Quite simply, when search engines look through the content on any website, this method is known as 'crawling'. As Google and the other search engines crawl your website, they 'index' any content that will appear in the search engine result pages (SERP).
One important thing to remember though, is that not all website content is indexed. Google and the other search engines will pick what content they will and won't index as they go through the site.
Is there any way of seeing which pages are indexed?
Yes, you can. Just go to Google, or any of the other search engines, and type in 'site:www.yourdomainhere.co.uk'. This will show you every single page on your website that is currently being indexed by the search engine.
What are alt tags and are they needed?
Alt tags are tags that are added to any images on a website to tell the search engines what the images are about. After all, the search engines cannot read images, but they can read text! Plus, if a page doesn't load for any reason, users can still find out what the image is about by reading the alt tag.
Also, visually impaired visitors that use screen readers are therefore able to find out what an image is about by having the alt tag read out to them.
How long does it take to see results from SEO?
This is one of the most commonly asked questions when it comes to search engine optimisation. With competition online increasing exponentially, website owners are more keen than ever to see instant results from their SEO.
However, it must be stated that these things don't happen overnight. If you've got a small website that has only just gone live, it could take weeks, if not a month, for you to start seeing any results. While a large site could see results more quickly, especially if search engines are crawling the site regularly, results could also take time if the site, or domain name, is brand new.
To give you some perspective, there are various factors that could determine how quickly you will start seeing results. These include:
- The quality of the content
- How much content is created
- How the content resonates with your audience
- Whether your domain has a strong or weak authority
Should I carry out SEO myself?
While you don't need to know how to code for every element of search engine optimisation, there's far more to it than you'd think. Unless you have experience with SEO, or have carried it out before, it's not advisable to carry it out yourself. With Google's algorithms changing all the time, it would be too difficult, and time consuming, for a small or medium business owner to carry out their own SEO.
If I don't do it myself, who should I hire to carry out SEO for me?
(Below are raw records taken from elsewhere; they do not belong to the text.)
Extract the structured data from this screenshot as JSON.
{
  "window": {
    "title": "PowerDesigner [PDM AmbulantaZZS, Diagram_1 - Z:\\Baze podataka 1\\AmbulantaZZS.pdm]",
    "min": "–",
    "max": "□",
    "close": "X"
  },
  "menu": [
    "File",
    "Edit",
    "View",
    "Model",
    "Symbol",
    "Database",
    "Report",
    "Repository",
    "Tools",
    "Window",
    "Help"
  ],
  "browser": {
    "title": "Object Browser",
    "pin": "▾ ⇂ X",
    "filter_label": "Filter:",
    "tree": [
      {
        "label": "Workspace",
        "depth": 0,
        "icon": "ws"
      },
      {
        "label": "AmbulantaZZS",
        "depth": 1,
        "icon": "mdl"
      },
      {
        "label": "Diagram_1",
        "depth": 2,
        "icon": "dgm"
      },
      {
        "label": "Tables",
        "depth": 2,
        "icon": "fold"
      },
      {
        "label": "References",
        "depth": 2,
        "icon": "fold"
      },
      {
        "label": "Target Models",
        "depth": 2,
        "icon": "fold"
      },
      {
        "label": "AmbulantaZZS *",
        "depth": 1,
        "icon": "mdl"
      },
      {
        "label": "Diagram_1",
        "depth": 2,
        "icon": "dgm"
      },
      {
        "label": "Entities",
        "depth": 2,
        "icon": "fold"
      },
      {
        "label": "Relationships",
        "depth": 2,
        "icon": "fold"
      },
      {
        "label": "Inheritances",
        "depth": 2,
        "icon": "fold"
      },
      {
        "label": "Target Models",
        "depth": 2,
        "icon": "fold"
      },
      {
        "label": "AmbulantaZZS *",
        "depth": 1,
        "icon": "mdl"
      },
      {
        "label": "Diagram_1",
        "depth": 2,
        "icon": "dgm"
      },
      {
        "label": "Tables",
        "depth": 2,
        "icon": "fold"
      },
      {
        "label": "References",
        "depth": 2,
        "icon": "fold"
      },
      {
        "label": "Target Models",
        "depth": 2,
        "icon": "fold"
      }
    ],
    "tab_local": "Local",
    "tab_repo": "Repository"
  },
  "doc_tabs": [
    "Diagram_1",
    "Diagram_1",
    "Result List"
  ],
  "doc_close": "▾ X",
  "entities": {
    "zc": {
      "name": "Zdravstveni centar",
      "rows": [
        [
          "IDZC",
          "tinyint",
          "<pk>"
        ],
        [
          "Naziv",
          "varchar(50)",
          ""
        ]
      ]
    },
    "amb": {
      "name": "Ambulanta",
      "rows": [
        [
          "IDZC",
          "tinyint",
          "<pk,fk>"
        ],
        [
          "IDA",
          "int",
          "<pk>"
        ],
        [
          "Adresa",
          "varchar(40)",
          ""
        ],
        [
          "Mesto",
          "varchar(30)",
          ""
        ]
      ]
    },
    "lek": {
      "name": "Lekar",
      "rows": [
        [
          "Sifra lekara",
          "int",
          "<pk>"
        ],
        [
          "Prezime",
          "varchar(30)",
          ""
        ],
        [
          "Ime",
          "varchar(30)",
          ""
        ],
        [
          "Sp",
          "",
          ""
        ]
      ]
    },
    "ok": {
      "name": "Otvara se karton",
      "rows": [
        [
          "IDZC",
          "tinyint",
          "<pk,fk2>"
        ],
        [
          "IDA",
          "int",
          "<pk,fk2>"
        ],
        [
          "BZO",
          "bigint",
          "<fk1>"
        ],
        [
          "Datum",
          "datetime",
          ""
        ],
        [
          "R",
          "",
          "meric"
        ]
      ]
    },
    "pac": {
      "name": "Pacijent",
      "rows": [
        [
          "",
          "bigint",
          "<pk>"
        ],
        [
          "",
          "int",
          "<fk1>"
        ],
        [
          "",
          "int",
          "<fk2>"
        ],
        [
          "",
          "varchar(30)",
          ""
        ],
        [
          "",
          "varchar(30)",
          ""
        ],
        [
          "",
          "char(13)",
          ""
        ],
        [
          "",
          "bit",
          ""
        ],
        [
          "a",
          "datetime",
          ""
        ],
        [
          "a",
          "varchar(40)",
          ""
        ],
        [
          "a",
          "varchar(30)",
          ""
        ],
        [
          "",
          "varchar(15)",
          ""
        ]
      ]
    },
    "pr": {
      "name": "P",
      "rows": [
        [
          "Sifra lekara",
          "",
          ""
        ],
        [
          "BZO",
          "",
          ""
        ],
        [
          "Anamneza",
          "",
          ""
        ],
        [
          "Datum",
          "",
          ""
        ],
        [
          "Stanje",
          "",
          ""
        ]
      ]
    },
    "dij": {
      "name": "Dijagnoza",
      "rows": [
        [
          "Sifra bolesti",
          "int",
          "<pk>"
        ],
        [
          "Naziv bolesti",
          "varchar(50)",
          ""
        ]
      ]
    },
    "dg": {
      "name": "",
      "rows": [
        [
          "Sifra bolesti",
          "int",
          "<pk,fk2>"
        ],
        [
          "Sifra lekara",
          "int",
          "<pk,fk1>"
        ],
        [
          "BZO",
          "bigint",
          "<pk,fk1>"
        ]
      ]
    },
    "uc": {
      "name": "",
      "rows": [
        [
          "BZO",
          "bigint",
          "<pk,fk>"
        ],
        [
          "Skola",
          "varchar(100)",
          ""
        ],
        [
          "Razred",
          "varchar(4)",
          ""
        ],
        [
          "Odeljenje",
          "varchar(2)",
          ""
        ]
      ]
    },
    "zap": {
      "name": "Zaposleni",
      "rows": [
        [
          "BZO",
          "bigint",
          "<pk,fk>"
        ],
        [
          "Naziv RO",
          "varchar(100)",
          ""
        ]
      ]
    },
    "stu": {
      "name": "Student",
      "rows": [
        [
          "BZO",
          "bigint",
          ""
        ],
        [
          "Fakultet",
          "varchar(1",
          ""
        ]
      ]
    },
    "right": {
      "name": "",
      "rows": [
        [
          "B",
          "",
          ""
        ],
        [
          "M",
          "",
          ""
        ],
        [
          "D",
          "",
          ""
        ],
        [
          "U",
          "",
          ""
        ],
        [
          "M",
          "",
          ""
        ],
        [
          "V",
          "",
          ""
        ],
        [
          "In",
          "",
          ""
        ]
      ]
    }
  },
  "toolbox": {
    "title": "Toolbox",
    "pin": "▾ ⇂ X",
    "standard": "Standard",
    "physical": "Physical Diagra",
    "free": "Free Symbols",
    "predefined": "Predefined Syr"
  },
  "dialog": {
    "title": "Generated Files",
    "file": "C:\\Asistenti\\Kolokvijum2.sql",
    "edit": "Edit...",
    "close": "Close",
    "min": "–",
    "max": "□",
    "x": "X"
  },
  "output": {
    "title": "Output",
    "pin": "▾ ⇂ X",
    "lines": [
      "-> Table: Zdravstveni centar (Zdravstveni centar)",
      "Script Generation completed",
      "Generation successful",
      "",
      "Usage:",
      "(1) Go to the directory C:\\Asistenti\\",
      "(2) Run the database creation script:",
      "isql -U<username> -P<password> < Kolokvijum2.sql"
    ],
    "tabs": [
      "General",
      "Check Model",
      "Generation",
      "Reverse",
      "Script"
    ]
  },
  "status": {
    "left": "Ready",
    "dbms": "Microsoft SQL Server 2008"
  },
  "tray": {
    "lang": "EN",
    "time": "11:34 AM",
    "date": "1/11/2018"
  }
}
Hiring someone to carry out your SEO for you can be very helpful, but you need to make sure that you hire the right company. There are so many companies out there that promise instant results but can't actually guarantee them. There are also other companies that use dodgy or 'black-hat' SEO techniques. These will generate decent results, to begin with, but once Google cottons on to what they're doing, they will then be punished.
The best thing you can do is carry out some research on the potential SEO companies you're considering. Find out about their successes. Do they have any testimonials from happy clients? Are they honest? How long have they been specialising in search engine optimisation? You could even carry out searches to find out if what they say is true!
Also, if they promise the earth instantly, leave them well alone!
All the most commonly asked SEO questions answered!
The above are the most commonly asked SEO questions internet users need to know the answers to. Now you know more about search engine optimisation, you have everything you need to make a more informed decision about whether to have SEO carried out on your website.
At the end of the day, your website is one of the most vital forms of marketing your business. So, it is essential that you hire the right SEO professional that knows how to correctly and effectively optimise your website. At the Smart Domain Group, we specialise in comprehensive search engine optimisation techniques that are proven to get results. We never guarantee instant Page 1 results (no genuine SEO company can), but unlike some others, we only ever use white-hat, or Google approved, techniques to generate good results for our clients.
- Search Engine Optimisation,